Above all, the professors express their great concern for the agreement signed on February 10 between their country and the U.S. for the creation of the Regional Center for Air Naval Operations (Croan) - a body composed of different Panamanian security agencies that count on the training of U.S. military personnel - warning that the pact endorses the return of the U.S. military presence in Panama.
"With this background, it seems that the Croan is a new attempt to militarize the country, disguised as the fight against drug trafficking and in contravention of US international commitments to Panama," they say.
In the text, they denounce that Panamanian authorities did not consult the Croan creation with the National Assembly and stress that the issue contradicts the nature of a demilitarized state.
The educators reiterate that "this is not the first disguised attempt for the reestablishment of military bases," since, previously, "an attempt was made with the failed Multilateral Anti-Drug Center (CMA)," which implied the presence of U.S. military forces in Panamanian territory.
Profesores de la Facultad de Administración Pública de la UP catalogaron el establecimiento en Panamá de un Centro Regional de Operaciones Aeronavales (Croan), como un nuevo intento de militarización del país, disfrazada de la lucha antinarcótico https://t.co/50r6Z2LinCpic.twitter.com/ezNsRCOjU3
Different sectors in Panama have denounced the decision to sign a memorandum with the U.S., which expresses the U.S. Army's collaboration and several agencies of that country in the supposed fight against drug trafficking.
In addition to constituting a possible violation of the Treaty Concerning the Neutrality of the Panama Canal and the Constitution itself, this regional center is questioned for turning the Central American country into a potential military target.
The establishment of the aforementioned Croan is expected to begin during the first semester of this year.
The United States invaded Panama on this day in 1989. Thousands of people were killed to protect U.S. interests.
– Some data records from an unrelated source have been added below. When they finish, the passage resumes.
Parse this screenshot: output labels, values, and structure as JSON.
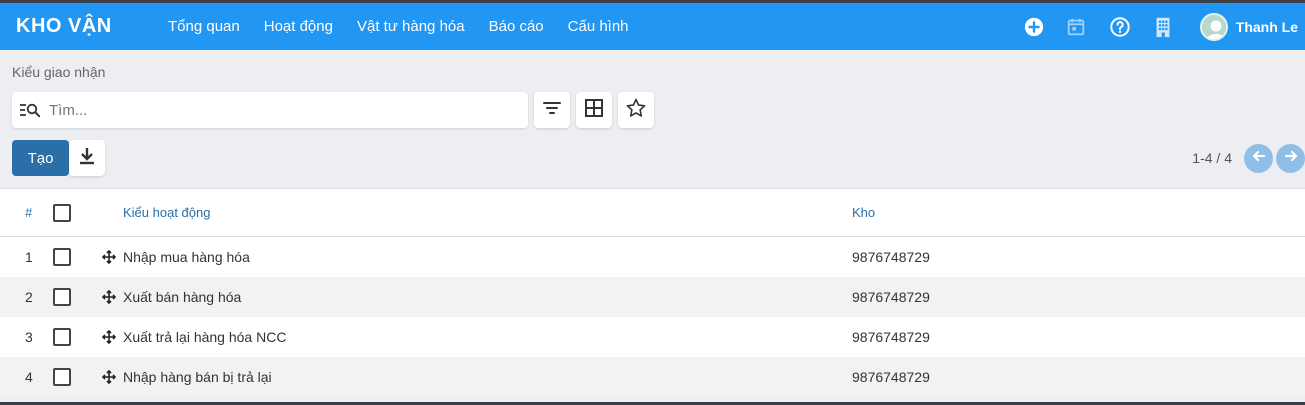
{
  "app": {
    "title": "KHO VẬN"
  },
  "menu": [
    {
      "label": "Tổng quan"
    },
    {
      "label": "Hoạt động"
    },
    {
      "label": "Vật tư hàng hóa"
    },
    {
      "label": "Báo cáo"
    },
    {
      "label": "Cấu hình"
    }
  ],
  "user": {
    "name": "Thanh Le"
  },
  "icons": {
    "add": "plus-circle-icon",
    "calendar": "calendar-icon",
    "help": "help-circle-icon",
    "company": "building-icon"
  },
  "page": {
    "breadcrumb": "Kiểu giao nhận"
  },
  "search": {
    "placeholder": "Tìm...",
    "value": ""
  },
  "actions": {
    "create_label": "Tạo"
  },
  "pager": {
    "text": "1-4 / 4"
  },
  "table": {
    "headers": {
      "index": "#",
      "operation_type": "Kiểu hoạt động",
      "warehouse": "Kho"
    },
    "rows": [
      {
        "index": "1",
        "operation_type": "Nhập mua hàng hóa",
        "warehouse": "9876748729"
      },
      {
        "index": "2",
        "operation_type": "Xuất bán hàng hóa",
        "warehouse": "9876748729"
      },
      {
        "index": "3",
        "operation_type": "Xuất trả lại hàng hóa NCC",
        "warehouse": "9876748729"
      },
      {
        "index": "4",
        "operation_type": "Nhập hàng bán bị trả lại",
        "warehouse": "9876748729"
      }
    ]
  },
  "colors": {
    "navbar": "#2196f3",
    "primary_button": "#2a6fa8",
    "header_text": "#2a6fa8",
    "pager_button": "#8fbfe6"
  }
}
The military incursion, involving 27,684 U.S. troops and over 300 aircraft, was sold to the public as "defending democracy." pic.twitter.com/tk7ubAURI9